Before a large and distinguished gathering which included Bishop O’Donoghue of Lancaster, Canon Casey of Mallow, Canon O’Mahony of Cloyne, Fr. Tobias Bluitt of Doneraile and Cllr. Tommy Sheahan of Buttevant, a new centenary biography of Canon Sheehan of Doneraile was launched at Springfort Hall on 4th November by Sinead Coleman.

Presenting the book, she said that this was the first biography of Canon Sheehan for a long time and follows in the wake of Fr. Herman Heuser’s classic work of 1917, Fr. Arthur Cussen’s biography published in Bruges in 1923, M. P. Linehan’s book published in 1952 to mark the centenary of Canon Sheehan’s birth and Michael Barry’s By Pen and Pulpit (1990).

Mrs. Coleman drew specific attention to the chapter dealing with the translations of Canon Sheehan’s works into some nine European languages. She noted that much of the research in this chapter was original and had not previously been published. She noted the fascinating diversity of political and cultural milieus into which Canon Sheehan’s novels made their way and the influence they had on contemporary readers, especially in Germany and the United States.

A further interesting feature of the book was the selection of images drawn from various photographic archives as well as from paintings by well know artists such as Millet, Paul Henry, James Humbert Craig and John Millais. These illustrated many of the points raised in the text of the book and highlighted the wider inter-national cultural context of Canon Sheehan’s novels.

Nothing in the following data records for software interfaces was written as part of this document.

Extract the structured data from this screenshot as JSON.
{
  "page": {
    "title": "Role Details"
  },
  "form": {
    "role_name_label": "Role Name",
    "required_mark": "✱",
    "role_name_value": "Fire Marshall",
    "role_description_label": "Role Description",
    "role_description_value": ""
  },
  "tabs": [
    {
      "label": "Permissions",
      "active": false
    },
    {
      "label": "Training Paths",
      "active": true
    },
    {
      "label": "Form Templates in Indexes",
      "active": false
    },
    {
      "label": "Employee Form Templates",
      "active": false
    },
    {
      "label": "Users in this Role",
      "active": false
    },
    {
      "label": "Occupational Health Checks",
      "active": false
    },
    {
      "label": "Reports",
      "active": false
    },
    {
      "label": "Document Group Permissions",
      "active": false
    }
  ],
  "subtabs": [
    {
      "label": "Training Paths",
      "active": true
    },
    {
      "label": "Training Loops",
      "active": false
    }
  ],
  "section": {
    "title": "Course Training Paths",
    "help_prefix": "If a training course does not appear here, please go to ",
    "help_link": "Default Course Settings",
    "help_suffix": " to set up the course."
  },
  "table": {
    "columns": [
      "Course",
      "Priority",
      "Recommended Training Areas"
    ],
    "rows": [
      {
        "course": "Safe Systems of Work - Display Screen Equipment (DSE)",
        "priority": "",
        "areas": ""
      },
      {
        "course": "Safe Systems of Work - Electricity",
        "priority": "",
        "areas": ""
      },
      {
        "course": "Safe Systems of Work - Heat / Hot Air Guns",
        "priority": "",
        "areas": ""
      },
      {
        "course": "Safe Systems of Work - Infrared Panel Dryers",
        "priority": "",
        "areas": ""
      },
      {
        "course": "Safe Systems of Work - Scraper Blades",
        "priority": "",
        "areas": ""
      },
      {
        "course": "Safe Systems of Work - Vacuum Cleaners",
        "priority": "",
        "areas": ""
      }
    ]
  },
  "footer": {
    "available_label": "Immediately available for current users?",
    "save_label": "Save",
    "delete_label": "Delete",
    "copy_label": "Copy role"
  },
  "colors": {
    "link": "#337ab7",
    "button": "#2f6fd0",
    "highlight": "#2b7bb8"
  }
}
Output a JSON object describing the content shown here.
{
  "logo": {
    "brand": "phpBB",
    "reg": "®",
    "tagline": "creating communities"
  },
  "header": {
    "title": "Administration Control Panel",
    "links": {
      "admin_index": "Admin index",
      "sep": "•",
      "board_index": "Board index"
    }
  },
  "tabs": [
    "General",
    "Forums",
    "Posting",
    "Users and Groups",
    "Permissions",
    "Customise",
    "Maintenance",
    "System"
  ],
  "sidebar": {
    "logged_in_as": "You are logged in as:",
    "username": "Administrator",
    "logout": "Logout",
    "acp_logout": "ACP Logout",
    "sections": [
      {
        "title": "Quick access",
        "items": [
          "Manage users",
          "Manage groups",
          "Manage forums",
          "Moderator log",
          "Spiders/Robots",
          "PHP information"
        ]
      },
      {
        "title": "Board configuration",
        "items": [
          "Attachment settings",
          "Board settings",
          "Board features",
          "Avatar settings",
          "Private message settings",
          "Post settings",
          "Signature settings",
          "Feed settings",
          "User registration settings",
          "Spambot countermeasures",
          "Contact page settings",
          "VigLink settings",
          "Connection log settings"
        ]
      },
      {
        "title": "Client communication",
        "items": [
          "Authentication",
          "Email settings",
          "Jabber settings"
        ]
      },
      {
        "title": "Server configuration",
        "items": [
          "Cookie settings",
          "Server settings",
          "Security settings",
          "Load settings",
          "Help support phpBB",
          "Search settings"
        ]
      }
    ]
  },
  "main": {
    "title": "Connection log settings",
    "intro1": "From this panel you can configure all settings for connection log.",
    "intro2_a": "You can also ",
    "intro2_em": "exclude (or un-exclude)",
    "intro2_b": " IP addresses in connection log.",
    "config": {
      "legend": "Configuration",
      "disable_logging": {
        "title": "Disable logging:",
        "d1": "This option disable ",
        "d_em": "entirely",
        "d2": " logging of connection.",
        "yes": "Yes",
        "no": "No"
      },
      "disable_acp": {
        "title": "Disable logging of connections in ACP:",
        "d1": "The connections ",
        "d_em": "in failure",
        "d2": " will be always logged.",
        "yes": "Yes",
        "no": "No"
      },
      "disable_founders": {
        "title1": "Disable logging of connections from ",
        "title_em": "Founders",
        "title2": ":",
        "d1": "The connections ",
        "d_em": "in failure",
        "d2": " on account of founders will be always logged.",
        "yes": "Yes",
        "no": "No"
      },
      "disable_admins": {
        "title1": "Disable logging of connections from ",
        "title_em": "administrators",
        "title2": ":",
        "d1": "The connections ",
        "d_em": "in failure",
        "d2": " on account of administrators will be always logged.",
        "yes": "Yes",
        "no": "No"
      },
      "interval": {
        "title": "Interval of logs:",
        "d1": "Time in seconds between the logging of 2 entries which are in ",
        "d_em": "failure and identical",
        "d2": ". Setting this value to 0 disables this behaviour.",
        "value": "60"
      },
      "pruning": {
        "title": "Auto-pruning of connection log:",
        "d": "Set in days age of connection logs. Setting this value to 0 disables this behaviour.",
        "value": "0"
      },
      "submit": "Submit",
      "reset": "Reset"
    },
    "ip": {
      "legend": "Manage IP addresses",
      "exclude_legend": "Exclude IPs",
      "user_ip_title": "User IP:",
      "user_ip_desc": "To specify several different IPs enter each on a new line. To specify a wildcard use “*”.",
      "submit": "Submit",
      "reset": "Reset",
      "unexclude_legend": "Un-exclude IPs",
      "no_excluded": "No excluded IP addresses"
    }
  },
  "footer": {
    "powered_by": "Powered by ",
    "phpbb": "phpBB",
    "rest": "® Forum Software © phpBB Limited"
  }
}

Introducing the proceedings, Norah O’Keeffe spoke of the wonderful efforts done during this centenary year by the Doneraile Commemorative Committee to ensure that Canon Sheehan’s memory was properly marked and that initiatives were undertaken to broaden interest in his writings.

Fr. Tobias Bluitt, parish priest of Doneraile, thanked the Comm-emoration Committee for all their cooperation throughout the year and welcomed the book as another step in making the writings of Canon Sheehan more widely known. He praised the beautiful presentation of the book and the immense depth of scholarship which it displays while, at the same time, being easily accessible to all readers.

Mons. O’Brien, author of the biography, explained that the book had been written to mark this centenary year and also to take advantage of a reawakening of interest in Canon Sheehan’s writings over the past fifteen years – which is in marked contrast to the ‘60s and ‘70s when they were consigned to near oblivion. While the biography represents the latest available scholarship, Mons. O’Brien pointed out that with the gradual emergence of much material relating to Canon Sheehan it was a provisional effort pending the production of a more comprehensive work.